Zed Lopez

A Root-ing We Shall Go

I’ve noted before that I’m no early adopter when it comes to hardware, for reasons of frugality. The people on the bleeding edge can do the bleeding; I’ll generally stick to 3rd generation or later when it’s cheaper and more reliable. I didn’t have a cellphone at all until maybe 1999, and didn’t have a smartphone until early 2011 when Virgin Mobile was offering an unlimited data 3G plan for $25/month, locked in indefinitely (so long as you stick with the same phone and plan) with this LG Optimus V (a VM670).

But I never bothered becoming anything like an expert user of the phone. Calls, texting, occasional web-surfing, alarm clock… that’s about it. I knew there were hackers out there rooting their phones and making custom ROMs and doing other interesting things, but I never cared enough to look into it.

But in recent months my wife and I have both been having problems with our phones running out of storage, and we were struggling to flush enough data to keep them functional. And one of the biggest culprits was the crapware the phone came with, like Twidroyd, a Twitter app that hasn’t even worked for a long while. For your convenience, these couldn’t be uninstalled or shifted to the SD card. A few months ago, I consulted my AskMe peeps about what to do about it, and the clear consensus was that the first step was rooting it.

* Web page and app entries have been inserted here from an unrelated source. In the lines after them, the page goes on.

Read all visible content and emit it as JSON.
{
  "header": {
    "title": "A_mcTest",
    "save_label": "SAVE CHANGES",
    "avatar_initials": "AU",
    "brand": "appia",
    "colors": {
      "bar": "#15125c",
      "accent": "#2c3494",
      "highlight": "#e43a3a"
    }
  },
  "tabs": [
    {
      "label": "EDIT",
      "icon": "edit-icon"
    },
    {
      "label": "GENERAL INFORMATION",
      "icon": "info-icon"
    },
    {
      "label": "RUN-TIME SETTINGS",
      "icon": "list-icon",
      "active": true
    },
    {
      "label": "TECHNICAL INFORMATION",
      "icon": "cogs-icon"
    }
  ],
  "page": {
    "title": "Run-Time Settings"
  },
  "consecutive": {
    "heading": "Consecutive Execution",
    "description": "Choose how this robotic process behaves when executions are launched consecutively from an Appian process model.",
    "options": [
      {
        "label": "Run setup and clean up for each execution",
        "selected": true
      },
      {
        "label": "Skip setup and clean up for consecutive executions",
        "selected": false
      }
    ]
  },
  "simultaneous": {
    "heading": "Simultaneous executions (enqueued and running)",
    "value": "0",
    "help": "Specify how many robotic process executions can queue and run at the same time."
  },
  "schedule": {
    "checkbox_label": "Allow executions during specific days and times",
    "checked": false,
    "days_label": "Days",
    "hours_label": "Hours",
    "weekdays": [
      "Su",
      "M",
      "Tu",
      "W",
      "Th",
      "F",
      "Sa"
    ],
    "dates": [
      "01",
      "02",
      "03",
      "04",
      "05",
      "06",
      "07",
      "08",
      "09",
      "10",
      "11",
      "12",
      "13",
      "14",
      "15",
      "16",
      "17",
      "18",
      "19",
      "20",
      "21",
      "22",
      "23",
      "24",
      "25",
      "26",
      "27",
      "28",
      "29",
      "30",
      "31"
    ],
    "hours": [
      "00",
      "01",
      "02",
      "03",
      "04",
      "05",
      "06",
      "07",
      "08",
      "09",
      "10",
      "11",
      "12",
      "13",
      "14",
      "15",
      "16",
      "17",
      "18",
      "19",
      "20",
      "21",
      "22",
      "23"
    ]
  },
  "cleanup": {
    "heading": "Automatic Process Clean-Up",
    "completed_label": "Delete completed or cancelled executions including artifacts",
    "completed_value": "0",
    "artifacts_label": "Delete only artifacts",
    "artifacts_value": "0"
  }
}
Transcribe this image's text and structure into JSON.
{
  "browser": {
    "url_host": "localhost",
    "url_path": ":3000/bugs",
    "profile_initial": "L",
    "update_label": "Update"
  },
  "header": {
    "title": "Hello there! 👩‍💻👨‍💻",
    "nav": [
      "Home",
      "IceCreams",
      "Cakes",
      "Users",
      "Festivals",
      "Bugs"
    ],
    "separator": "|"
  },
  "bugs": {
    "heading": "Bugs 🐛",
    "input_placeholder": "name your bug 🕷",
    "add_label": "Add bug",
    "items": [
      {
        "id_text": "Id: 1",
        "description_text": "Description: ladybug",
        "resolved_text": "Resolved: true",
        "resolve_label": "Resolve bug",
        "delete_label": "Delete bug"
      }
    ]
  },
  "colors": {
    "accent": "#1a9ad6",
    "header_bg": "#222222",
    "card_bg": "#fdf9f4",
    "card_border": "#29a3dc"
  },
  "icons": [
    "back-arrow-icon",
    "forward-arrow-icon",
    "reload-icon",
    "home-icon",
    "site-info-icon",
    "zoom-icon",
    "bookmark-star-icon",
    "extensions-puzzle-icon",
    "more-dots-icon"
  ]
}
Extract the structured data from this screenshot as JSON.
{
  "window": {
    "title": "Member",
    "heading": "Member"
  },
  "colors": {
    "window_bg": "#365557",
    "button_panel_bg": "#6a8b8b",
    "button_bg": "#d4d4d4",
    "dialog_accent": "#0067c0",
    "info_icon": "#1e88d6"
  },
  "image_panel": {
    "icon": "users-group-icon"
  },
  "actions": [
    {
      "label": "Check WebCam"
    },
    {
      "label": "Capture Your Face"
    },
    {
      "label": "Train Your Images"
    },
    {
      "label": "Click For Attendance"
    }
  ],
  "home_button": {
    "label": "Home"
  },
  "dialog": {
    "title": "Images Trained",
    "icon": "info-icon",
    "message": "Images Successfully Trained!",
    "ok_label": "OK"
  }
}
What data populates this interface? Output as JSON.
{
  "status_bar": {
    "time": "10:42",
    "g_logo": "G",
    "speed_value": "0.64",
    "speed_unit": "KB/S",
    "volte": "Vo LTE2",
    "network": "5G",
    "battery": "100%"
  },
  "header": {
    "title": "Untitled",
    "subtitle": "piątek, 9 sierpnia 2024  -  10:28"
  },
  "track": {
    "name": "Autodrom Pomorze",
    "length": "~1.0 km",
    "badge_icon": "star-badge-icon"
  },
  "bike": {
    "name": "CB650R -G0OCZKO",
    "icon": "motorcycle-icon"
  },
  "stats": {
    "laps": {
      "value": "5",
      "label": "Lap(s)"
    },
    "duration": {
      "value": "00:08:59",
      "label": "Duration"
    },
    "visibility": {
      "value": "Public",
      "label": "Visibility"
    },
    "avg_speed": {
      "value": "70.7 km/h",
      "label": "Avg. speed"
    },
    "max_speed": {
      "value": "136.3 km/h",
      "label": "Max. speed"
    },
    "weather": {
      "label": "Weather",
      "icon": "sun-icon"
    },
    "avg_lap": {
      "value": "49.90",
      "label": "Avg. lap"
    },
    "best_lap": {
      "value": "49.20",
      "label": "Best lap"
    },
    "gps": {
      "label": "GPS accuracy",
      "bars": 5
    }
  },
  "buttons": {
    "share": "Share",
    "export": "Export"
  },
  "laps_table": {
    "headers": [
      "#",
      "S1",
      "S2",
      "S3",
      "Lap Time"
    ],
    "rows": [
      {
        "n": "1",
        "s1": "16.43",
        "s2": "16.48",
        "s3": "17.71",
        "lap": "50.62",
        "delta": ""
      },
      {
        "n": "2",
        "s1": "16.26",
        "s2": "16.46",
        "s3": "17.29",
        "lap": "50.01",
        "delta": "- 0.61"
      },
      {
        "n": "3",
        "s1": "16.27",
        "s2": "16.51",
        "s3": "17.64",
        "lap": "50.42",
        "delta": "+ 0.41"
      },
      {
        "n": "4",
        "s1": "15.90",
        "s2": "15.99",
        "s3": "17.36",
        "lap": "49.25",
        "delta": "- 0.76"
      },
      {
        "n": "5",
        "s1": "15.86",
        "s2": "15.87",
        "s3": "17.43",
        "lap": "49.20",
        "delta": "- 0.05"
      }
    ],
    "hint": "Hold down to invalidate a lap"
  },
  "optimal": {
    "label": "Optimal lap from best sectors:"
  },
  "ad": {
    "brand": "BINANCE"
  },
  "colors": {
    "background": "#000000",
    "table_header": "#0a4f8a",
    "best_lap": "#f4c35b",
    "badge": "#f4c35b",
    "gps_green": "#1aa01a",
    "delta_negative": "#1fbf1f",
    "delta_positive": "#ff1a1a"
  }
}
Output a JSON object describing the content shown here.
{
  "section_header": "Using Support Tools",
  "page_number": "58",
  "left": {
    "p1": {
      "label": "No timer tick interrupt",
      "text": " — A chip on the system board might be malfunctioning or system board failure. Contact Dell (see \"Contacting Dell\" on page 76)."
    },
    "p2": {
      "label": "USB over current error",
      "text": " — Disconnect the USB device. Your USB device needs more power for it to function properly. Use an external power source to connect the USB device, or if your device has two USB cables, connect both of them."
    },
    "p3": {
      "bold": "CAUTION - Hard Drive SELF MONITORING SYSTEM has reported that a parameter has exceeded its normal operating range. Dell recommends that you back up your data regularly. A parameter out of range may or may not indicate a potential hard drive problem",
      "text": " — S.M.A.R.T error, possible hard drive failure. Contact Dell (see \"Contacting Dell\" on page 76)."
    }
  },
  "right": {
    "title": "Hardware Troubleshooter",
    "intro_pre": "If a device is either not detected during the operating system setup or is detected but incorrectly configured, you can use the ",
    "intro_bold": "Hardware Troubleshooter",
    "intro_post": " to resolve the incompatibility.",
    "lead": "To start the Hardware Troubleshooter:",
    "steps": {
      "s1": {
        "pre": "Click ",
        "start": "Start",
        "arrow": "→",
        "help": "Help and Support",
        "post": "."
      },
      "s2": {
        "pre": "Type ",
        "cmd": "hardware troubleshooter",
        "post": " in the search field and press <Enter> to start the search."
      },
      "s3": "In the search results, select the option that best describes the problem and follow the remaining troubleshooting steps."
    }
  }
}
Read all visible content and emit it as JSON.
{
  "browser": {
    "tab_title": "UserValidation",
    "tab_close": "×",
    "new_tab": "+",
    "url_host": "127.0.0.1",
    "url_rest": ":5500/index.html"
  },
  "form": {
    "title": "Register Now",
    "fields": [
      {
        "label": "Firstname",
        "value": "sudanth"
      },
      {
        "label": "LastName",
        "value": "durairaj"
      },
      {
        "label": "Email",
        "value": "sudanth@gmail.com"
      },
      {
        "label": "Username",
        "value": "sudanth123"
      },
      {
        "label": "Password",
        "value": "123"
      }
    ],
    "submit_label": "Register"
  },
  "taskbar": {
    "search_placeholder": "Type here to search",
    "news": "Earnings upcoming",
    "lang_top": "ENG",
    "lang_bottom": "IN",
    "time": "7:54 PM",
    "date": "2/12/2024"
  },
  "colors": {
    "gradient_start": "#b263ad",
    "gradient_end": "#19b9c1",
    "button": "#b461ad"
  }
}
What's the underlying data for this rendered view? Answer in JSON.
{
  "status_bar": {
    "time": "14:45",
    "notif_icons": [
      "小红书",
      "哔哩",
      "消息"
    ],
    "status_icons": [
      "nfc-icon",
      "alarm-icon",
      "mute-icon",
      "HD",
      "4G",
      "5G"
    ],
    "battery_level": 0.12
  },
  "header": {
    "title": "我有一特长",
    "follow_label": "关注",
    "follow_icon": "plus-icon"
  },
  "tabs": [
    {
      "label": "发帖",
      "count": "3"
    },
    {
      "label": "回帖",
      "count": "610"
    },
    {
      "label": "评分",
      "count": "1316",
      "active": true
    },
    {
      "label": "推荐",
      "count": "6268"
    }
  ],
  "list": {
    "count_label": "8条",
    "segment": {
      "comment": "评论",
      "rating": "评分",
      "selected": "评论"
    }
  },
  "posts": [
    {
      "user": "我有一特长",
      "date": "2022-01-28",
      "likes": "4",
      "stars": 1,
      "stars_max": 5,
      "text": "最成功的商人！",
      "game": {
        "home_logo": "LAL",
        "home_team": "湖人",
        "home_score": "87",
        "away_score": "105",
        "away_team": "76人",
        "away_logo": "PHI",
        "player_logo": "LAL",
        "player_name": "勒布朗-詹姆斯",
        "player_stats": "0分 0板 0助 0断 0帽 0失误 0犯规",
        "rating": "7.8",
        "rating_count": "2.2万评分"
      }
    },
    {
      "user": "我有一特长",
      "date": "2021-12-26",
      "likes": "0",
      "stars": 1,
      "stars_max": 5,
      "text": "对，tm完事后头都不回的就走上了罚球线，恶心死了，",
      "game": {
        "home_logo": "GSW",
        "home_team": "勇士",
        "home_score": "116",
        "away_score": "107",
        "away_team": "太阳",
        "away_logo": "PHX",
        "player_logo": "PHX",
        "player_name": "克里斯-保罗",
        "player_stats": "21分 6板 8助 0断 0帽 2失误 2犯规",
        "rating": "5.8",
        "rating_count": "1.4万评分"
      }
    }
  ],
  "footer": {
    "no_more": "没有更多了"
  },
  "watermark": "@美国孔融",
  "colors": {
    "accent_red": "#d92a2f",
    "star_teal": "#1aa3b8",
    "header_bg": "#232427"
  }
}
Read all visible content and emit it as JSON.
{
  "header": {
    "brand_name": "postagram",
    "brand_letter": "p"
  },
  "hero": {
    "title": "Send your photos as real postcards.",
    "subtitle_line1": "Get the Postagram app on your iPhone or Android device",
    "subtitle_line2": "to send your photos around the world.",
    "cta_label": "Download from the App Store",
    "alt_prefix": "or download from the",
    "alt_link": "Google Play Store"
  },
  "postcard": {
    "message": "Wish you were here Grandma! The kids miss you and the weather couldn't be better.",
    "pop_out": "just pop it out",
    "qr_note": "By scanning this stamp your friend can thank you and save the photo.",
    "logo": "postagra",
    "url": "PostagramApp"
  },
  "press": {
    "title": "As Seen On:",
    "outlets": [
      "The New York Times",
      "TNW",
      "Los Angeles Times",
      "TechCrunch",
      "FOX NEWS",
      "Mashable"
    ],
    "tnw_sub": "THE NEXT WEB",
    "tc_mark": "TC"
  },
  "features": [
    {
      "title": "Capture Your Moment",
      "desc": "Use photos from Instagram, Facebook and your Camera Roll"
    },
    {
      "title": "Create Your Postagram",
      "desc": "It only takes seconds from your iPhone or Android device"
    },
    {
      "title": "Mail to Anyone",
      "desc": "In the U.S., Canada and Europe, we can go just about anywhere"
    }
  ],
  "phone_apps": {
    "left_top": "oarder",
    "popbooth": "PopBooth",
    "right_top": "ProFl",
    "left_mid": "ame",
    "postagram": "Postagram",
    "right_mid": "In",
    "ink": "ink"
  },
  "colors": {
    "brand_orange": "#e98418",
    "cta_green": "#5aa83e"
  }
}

This weekend I finally bit the bullet and figured it out. It reminded me a lot of modchipping and installing an alternative OS on my Xbox, to no surprise… in general, it’s not difficult to do when you figure out what to do. But it’s a pain in the ass to be sure what that is, when every guide and piece of software involved is a moving target maintained by hobbyists and they get out of sync with each other more often than not.

Anyway, this is what I did, following this guide and a number of other things. My phone was old, so I didn’t have to worry about the exceptions noted for ZV9 ROMs.

Rooting itself was surprisingly easy. Install OI File Manager or anything else that lets you install packages from your SD card. Download GingerBreak APK 1.2. Put it on your SD card. Enable USB debugging under Settings > Applications > Development. Use the file manager to install GingerBreak and run it. After running, it’ll reboot your phone. And that’s it – your phone is now rooted and you’ll be able to permit applications to do things you couldn’t before.

I could have installed Link2SD at this point, which would have let me move the previously unmovable things to the SD card and solved my storage issues, but I decided to go ahead with replacing the ROM.

First I installed Titanium Backup, which requires a rooted phone. It lets you backup all your apps and data to the SD card, which I did.

Next I had to replace the recovery image, which is what your phone runs when booted into recovery mode. There’s more than one choice here, but I used ZenGarden Touch for VM670. I put the .img file on my phone’s SD card, along with the free version of Flash Image GUI and the files I’d need later, the zipfiles for the 2013-07-13 build of Mirage, a derivative of the CyanogenMod replacement ROM, and the 2011-08-28 build of Google Apps. There were other replacement ROMs I could have chosen, but cursory research suggested it was a good choice for my old phone and that going for Android versions more recent than 2.3.7 could be problematic.

Using OI File Manager again to install Flash Image GUI, I used it to write the ZenGarden recovery image to the phone. Then I powered off the phone and had to hold down the home key, the volume down key, and the power switch until the LG logo appeared and disappeared. Then it booted into ZenGarden.

First thing was to create a “nandroid backup” of my existing ROM, under “Backup & Restore > Nandroid Backup”. Between that and the Titanium Backup above, it ought to be the case that I could revert to where I was before attempting to install the ROM.

Then I picked “Wipe/Format > Prepare for New Install”, which cleans up where the ROM will be written. Finally, I did “Install Package > Install with Gapps” and chose the Mirage zipfile. And after a reboot, I was in something like a new phone.

I manually replaced some of the basic configuration, like turning off the GPS by default, and adding my home wifi password. I installed Titanium Backup again to restore my contacts, but I found there were a lot of problems with restoring things from the old phone to the new one, especially with directly re-installing the old applications from the backup. After trying to replace my old Swype and having it crash constantly, I ended up starting over from scratch (not that hard – I only had to boot back into the ZenGarden recovery image and repeat the steps of the previous paragraph). Easiest thing is to just sync all your data elsewhere, re-install the apps, and sync it back.

So now, with a few apps installed, I have 243M free. With the original ROM and crapware, I started with only 160M free. And I’ve got some neat new features like tethering my phone so I can connect my laptop to my phone by wifi and my phone to the net by 3G and have net access from my laptop wherever I have 3G. And with the custom ROM, it starts out rooted, so there are all the possibilities that offers.

I suspect I just got several years’ more life out of my phone.